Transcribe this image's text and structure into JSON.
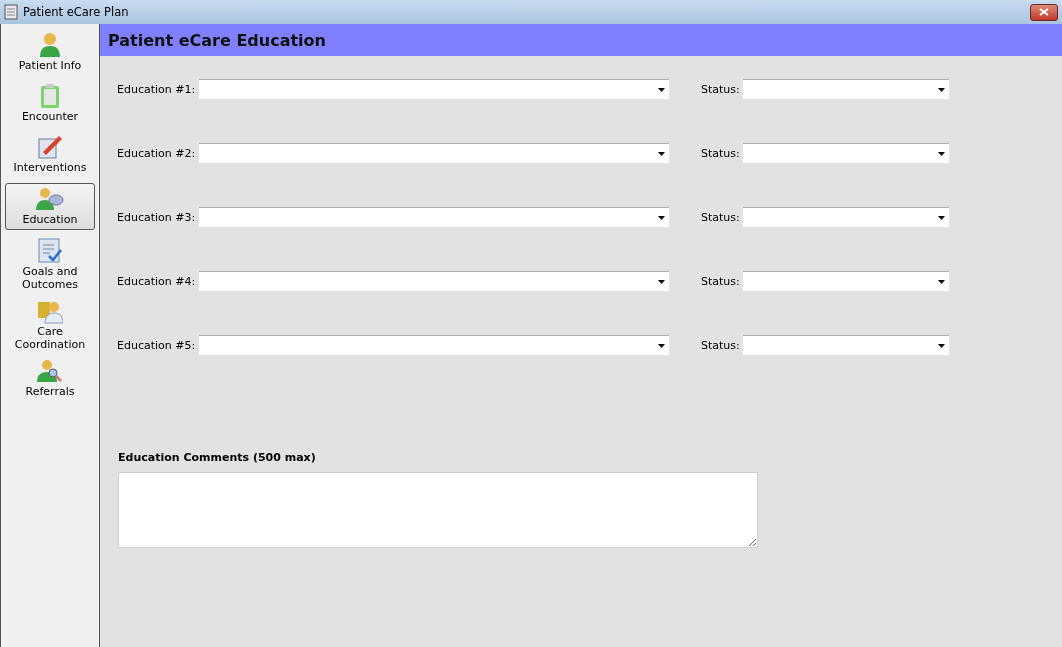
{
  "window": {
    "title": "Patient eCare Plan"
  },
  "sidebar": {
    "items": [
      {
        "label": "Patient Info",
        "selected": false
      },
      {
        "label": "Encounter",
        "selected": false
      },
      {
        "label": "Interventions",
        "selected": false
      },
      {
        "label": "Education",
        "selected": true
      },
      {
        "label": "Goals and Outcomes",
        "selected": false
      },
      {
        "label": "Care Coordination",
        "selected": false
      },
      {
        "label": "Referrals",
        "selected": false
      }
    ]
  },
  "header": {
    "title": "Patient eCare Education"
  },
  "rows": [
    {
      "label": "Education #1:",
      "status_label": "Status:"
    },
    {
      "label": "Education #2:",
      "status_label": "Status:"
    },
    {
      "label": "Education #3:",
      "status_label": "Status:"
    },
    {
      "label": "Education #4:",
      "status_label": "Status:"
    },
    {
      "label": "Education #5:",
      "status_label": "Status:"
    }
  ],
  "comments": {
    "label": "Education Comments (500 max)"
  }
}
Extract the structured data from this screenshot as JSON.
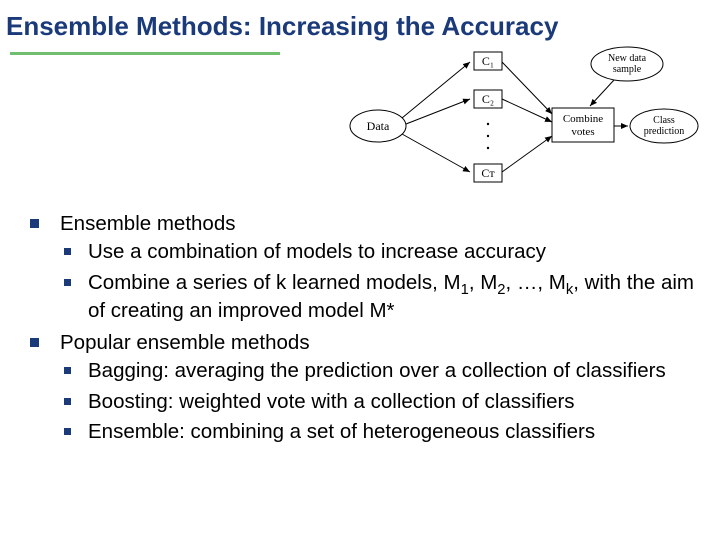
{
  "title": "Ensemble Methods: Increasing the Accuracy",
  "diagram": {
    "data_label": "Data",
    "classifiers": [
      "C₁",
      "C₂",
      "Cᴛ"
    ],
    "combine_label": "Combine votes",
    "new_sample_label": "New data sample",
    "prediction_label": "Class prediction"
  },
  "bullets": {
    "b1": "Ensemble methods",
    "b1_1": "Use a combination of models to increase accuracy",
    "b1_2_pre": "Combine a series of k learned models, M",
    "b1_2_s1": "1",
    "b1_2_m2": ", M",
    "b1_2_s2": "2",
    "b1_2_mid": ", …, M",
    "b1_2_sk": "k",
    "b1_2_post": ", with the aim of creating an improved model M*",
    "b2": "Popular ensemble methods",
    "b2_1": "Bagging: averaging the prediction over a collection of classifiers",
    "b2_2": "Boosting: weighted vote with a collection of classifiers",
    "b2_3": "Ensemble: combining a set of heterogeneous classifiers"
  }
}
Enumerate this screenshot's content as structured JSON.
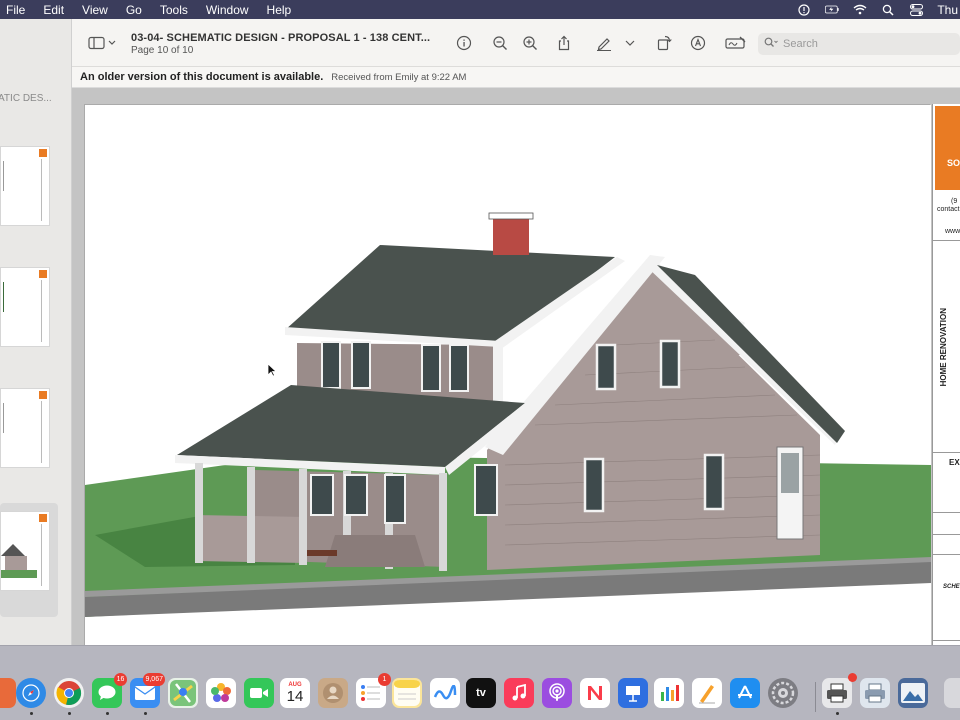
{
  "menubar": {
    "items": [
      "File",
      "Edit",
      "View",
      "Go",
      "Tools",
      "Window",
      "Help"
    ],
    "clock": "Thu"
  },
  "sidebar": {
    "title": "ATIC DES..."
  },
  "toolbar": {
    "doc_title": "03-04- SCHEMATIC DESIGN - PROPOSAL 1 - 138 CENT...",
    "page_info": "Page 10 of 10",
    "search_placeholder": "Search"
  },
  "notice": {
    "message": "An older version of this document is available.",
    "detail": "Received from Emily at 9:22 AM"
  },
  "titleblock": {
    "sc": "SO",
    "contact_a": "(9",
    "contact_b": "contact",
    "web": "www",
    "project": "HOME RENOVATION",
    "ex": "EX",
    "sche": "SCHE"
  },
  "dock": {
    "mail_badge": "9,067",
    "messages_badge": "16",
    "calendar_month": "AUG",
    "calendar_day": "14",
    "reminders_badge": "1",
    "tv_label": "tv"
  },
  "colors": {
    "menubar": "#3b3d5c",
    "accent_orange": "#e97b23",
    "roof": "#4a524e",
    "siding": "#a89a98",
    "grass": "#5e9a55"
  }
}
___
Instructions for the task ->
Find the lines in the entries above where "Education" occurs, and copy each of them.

Answer box ->
        "label": "Education",
    "title": "Patient eCare Education"
      "label": "Education #1:",
      "label": "Education #2:",
      "label": "Education #3:",
      "label": "Education #4:",
      "label": "Education #5:",
    "label": "Education Comments (500 max)"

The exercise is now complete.